John & Sharni’s Story
I was the youngest of five children living in a small town in Tasmania. I was a lot younger than my siblings, so most of them had already left home when I was growing up. There was a lot of pressure on me and I felt that what mum and dad thought they had done wrong with my other siblings, they would fix with me.
At school I was a pretty average student; I enjoyed socialising with my friends but was never academic. My teachers always said I had so much potential, but didn’t use it.
My father was the sole policeman in our little town. I looked up to him and knew I wanted to
become a policeman just like him.
After school I tried but was unsuccessful twice in applying for the policeforce, so eventually I started working at the mines, which is what I did for the next 15 years.
I started smoking pot when I was about 14.

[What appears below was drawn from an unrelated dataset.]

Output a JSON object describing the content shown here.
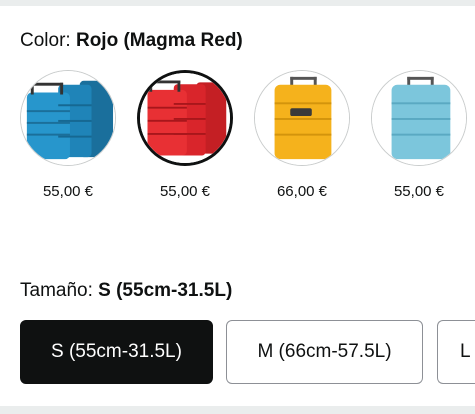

Then, at 19, after my mum passed away from cancer, I started taking morphine, which I had first stolen from my mum and later got from my sister. She thought if she got this for me it would make me happy. My father was an alcoholic and died about eight years later, and I found it hard to cope with the further round of grief and loss.

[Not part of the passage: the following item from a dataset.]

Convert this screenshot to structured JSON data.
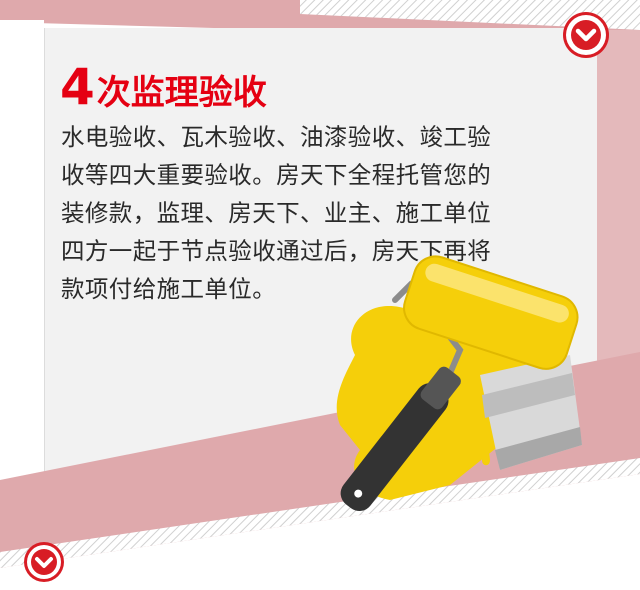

After 15 years of addiction to morphine, which I was injecting daily, I eventually ended up in a rehab facility in Tasmania. This is where I met Sharni.
My parents were very young when they had me and eventually broke up, so as a child I lived with my dad and my grandparents. I was very close to my grandmother as she was my mother figure. She passed away when I was 10 years old; I was devastated and so was my dad. I now know he was smoking pot and taking morphine to deal with this. I felt like I never actually got to speak about my grandmother passing and my dad never wanted to open up about it.

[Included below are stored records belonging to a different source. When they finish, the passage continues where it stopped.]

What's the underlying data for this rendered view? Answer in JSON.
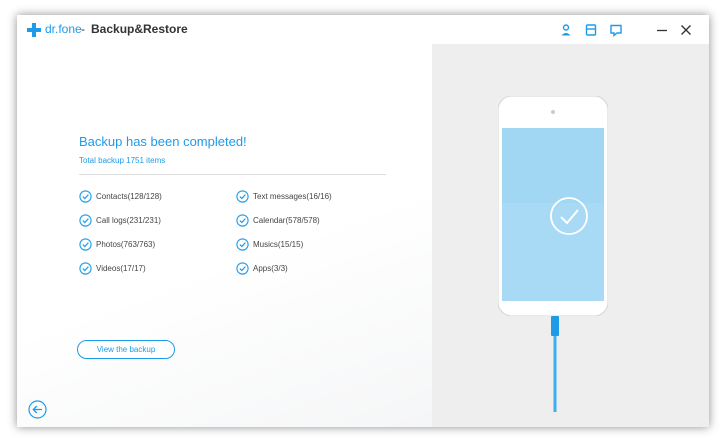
{
  "window": {
    "brand": "dr.fone",
    "separator": "-",
    "title": "Backup&Restore",
    "icons": [
      "user-icon",
      "save-icon",
      "feedback-icon",
      "minimize-icon",
      "close-icon"
    ]
  },
  "main": {
    "headline": "Backup has been completed!",
    "subtitle": "Total backup 1751 items",
    "items": [
      {
        "label": "Contacts(128/128)"
      },
      {
        "label": "Text messages(16/16)"
      },
      {
        "label": "Call logs(231/231)"
      },
      {
        "label": "Calendar(578/578)"
      },
      {
        "label": "Photos(763/763)"
      },
      {
        "label": "Musics(15/15)"
      },
      {
        "label": "Videos(17/17)"
      },
      {
        "label": "Apps(3/3)"
      }
    ],
    "view_button": "View the backup",
    "back_icon": "back-arrow-icon"
  },
  "colors": {
    "accent": "#1e9be8",
    "right_panel": "#eeeeee",
    "phone_screen": "#a8daf5"
  }
}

I was a distracted kid at school. I didn’t really like being there, but I loved music. I left school when I was in year 10 and went on to get odd jobs. My dad had just gone to rehab and I felt as if I had no guidance or role models. I started drinking heavily – I would scull a whole bottle of alcohol just before I started work. At 22 I realised I needed help; I was so unhappy and didn’t want to continue like this.
We both met in rehab and were unfortunately kicked out as we became a couple [most facilities discourage intimate relationships between clients]. Over the next year we were travelling around camping and unfortunately both using drugs. We had now actually combined our addictions: Sharni was now using morphine and alcohol and I was still using morphine and started drinking heavily.
During one of the times we got clean, Sharni fell pregnant with our little girl Savannah. We were so excited and felt this was a fresh start.
This lasted about eight months until we were both using again.
It all came to a point when Sharni’s family took away Savannah from us and said that we wouldn’t get her back until we got clean. We wanted to go somewhere as a family, so we left Tasmania and came to the Odyssey House Parents’ & Children’s Program.
We are now coming to an end in our rehabilitation. We’ve been dealing with our personal issues and putting things behind us, and we’ve also been learning how to be better parents through the parenting education component of the program. We hope in the future to explore our passions in life and eventually go back to Tasmania.